Facts About Eiffel Tower

Arguably one of the world’s most recognisable landmarks, the Eiffel Tower is a celebration of science, engineering and art in unison.

The Eiffel Tower was the brainchild of French structural engineer Alexandre Gustave Eiffel, who proposed a 324m (986ft) tower for the capital’s Champ de Mars, costing the city USD 1.5 million, for its World’s Fair.

Work began in July 1887 and took just under two years to complete. To begin with the framework was pre-assembled in a factory and in total over 300 workers joined 18,000 pieces of puddle iron to produce parts of the frame.

When the parts were ready they were transported to the Champ de Mars where welders secured each segment in place. As the tower grew, moveable platforms were propped into place on the intermediary levels, not only to enable the workforce to weld the latticework together but for their own safety.

Eiffel TowerThe tower features exposed latticework and consists of two main parts; a 2.54-acre base which compromises a platform sitting upon four individual legs known as pylons or bents, and a tower created as the pylons incline towards each other, rising upwards past a second platform which then merges into one long column.

The shape of the tower was engineered using a mathematical calculation involving wind resistance.
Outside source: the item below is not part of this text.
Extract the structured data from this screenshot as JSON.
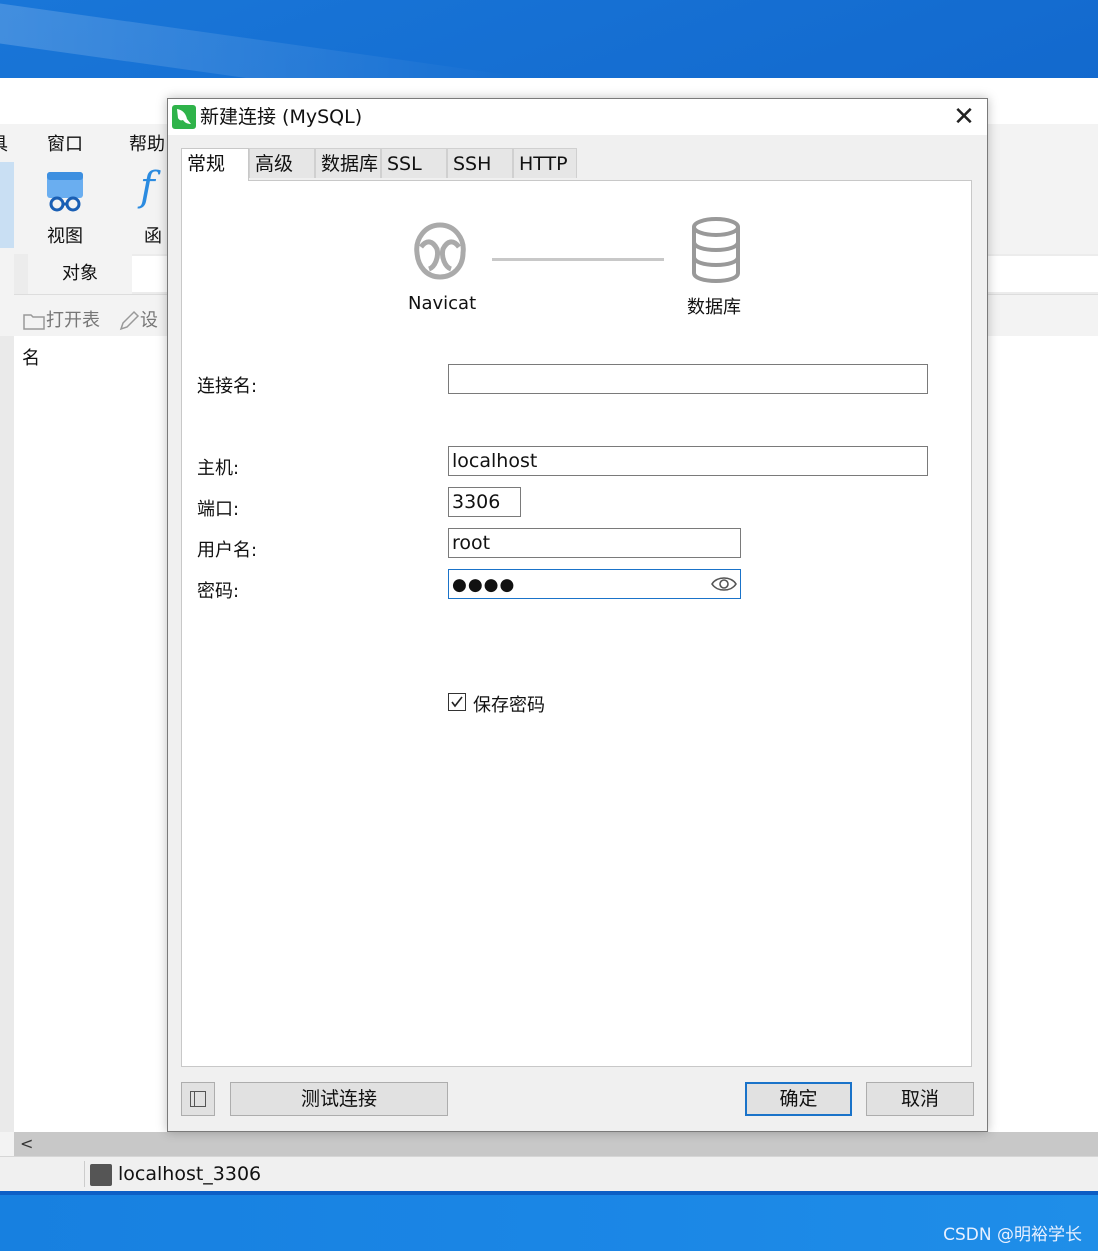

Eiffel reasoned that the tower had to counterbalance the wind pressure applied on any point by spreading the tension between the construction elements at that point.

Therefore the tower’s curvature revealed two exponentials: a lower base section that delivers stronger resistance to wind forces, meaning the tower will onlysway at a maximum of 6-7cm in the wind.

History of the tower

Eiffel Tower factsThe Eiffel Tower took just two years for 300 workers to complete and despite working on an open framework, and without the safety of intermediate floors, accidents were low and only one man died during construction.

This is thought to have been due to the foresight of Eiffel who had insisted upon safety precautions in the form of moveable stagings, guard rails and screens.

In 1909, at the end of its 20 year lease the tower came under criticism as an eyesore, and was almost torn down. It was only saved because of its antenna, which was used for the city’s communications.